hotelThose who voluntarily submit contract disputes to adjudicators must live with their decisions, right or wrong. However, in one wholly exceptional case, the High Court suspended payment of £1.5 million of an adjudicator’s award on the basis that one of the parties might otherwise receive an unjustified windfall.

Company A had employed company B to carry out design and building works on a seaside hotel. When the latter submitted an interim request for payment, company A did not serve a counter-notice within the time limit specified under the contract. As a result an adjudicator awarded company B the full amount of its bill, almost £4 million.

Company B launched High Court proceedings to enforce the adjudicator’s award and company A accepted that his decision fell within his jurisdiction and was legally unassailable. That was on the well established basis that an adjudicator’s decision, even if it contains a glaring error, is in principle enforceable.

However, company A argued that the adjudicator’s decision was ‘palpably wrong’ and that compliance with it in full would cause irreparable prejudice to any future adjudication proceedings as well as undermining its cash flow to the extent that completion of the project would be put in jeopardy.
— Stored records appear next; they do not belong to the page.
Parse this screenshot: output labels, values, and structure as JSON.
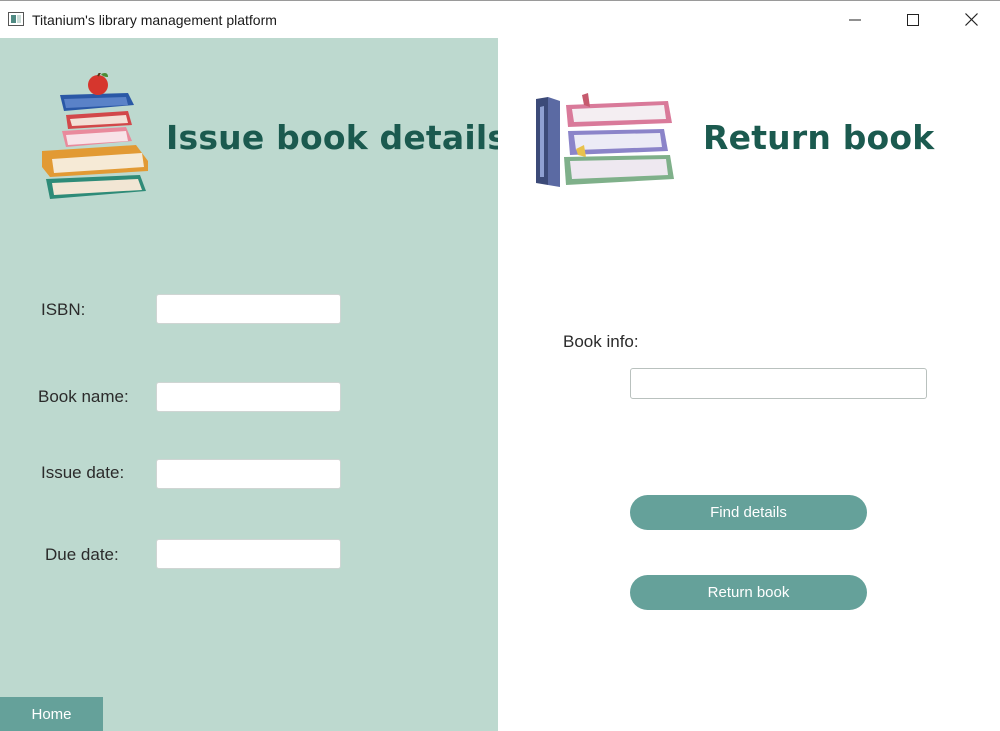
{
  "window": {
    "title": "Titanium's library management platform",
    "icon": "app-window-icon",
    "controls": [
      "minimize-icon",
      "maximize-icon",
      "close-icon"
    ]
  },
  "issue_panel": {
    "heading": "Issue book details",
    "illustration": "book-stack-with-apple",
    "fields": {
      "isbn_label": "ISBN:",
      "isbn_value": "",
      "book_name_label": "Book name:",
      "book_name_value": "",
      "issue_date_label": "Issue date:",
      "issue_date_value": "",
      "due_date_label": "Due date:",
      "due_date_value": ""
    },
    "home_label": "Home"
  },
  "return_panel": {
    "heading": "Return book",
    "illustration": "book-stack",
    "book_info_label": "Book info:",
    "book_info_value": "",
    "find_details_label": "Find details",
    "return_book_label": "Return book"
  },
  "colors": {
    "left_panel_bg": "#bdd9cf",
    "heading": "#1b5a4f",
    "button": "#65a19a"
  }
}
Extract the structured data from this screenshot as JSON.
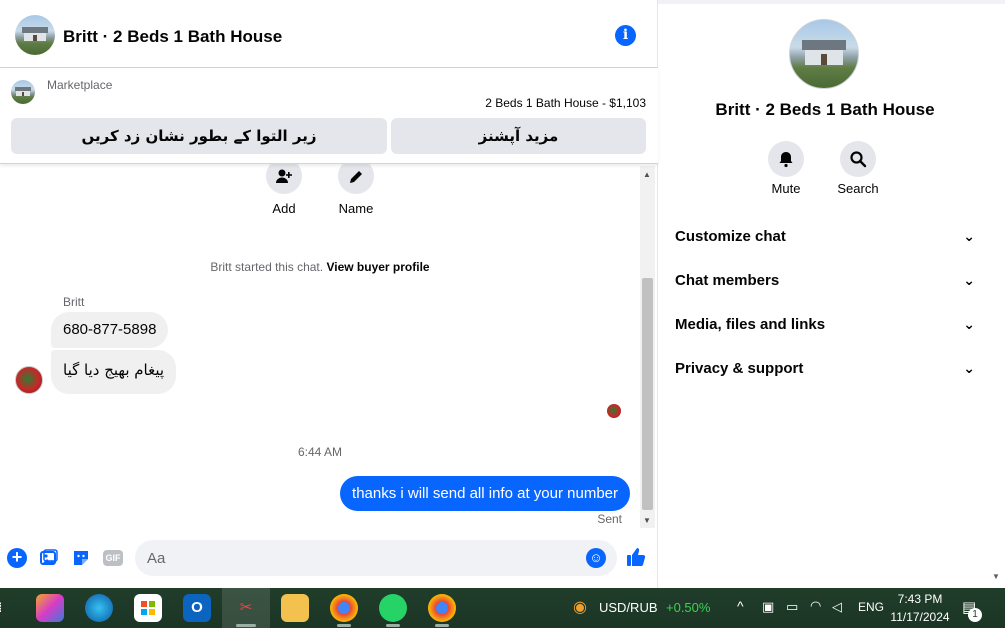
{
  "header": {
    "title": "Britt · 2 Beds 1 Bath House",
    "info_icon": "info-icon"
  },
  "marketplace": {
    "label": "Marketplace",
    "listing": "2 Beds 1 Bath House - $1,103",
    "mark_sold_button": "زیر التوا کے بطور نشان زد کریں",
    "more_options_button": "مزید آپشنز"
  },
  "actions": {
    "add_label": "Add",
    "name_label": "Name"
  },
  "conversation": {
    "started_text": "Britt started this chat.",
    "view_profile_link": "View buyer profile",
    "sender_name": "Britt",
    "incoming": [
      "680-877-5898",
      "پیغام بھیج دیا گیا"
    ],
    "timestamp": "6:44 AM",
    "outgoing": "thanks i will send all info at your number",
    "status": "Sent"
  },
  "composer": {
    "placeholder": "Aa",
    "gif_label": "GIF"
  },
  "side_panel": {
    "title": "Britt · 2 Beds 1 Bath House",
    "mute_label": "Mute",
    "search_label": "Search",
    "sections": [
      "Customize chat",
      "Chat members",
      "Media, files and links",
      "Privacy & support"
    ]
  },
  "taskbar": {
    "ticker": "USD/RUB",
    "ticker_change": "+0.50%",
    "language": "ENG",
    "time": "7:43 PM",
    "date": "11/17/2024",
    "notification_count": "1"
  },
  "colors": {
    "accent": "#0866ff",
    "bubble_in": "#f0f0f0",
    "taskbar": "#1f3a28",
    "positive": "#39d353"
  }
}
The Court awarded company B summary judgment in respect of the full amount of the adjudicator’s award. However, in the exceptional circumstances of the case, it stayed payment of £1.5 million of that sum. The stay, which was designed to encourage completion of the project, was granted subject to stringent conditions and the Court emphasised that such a step would only rarely be appropriate.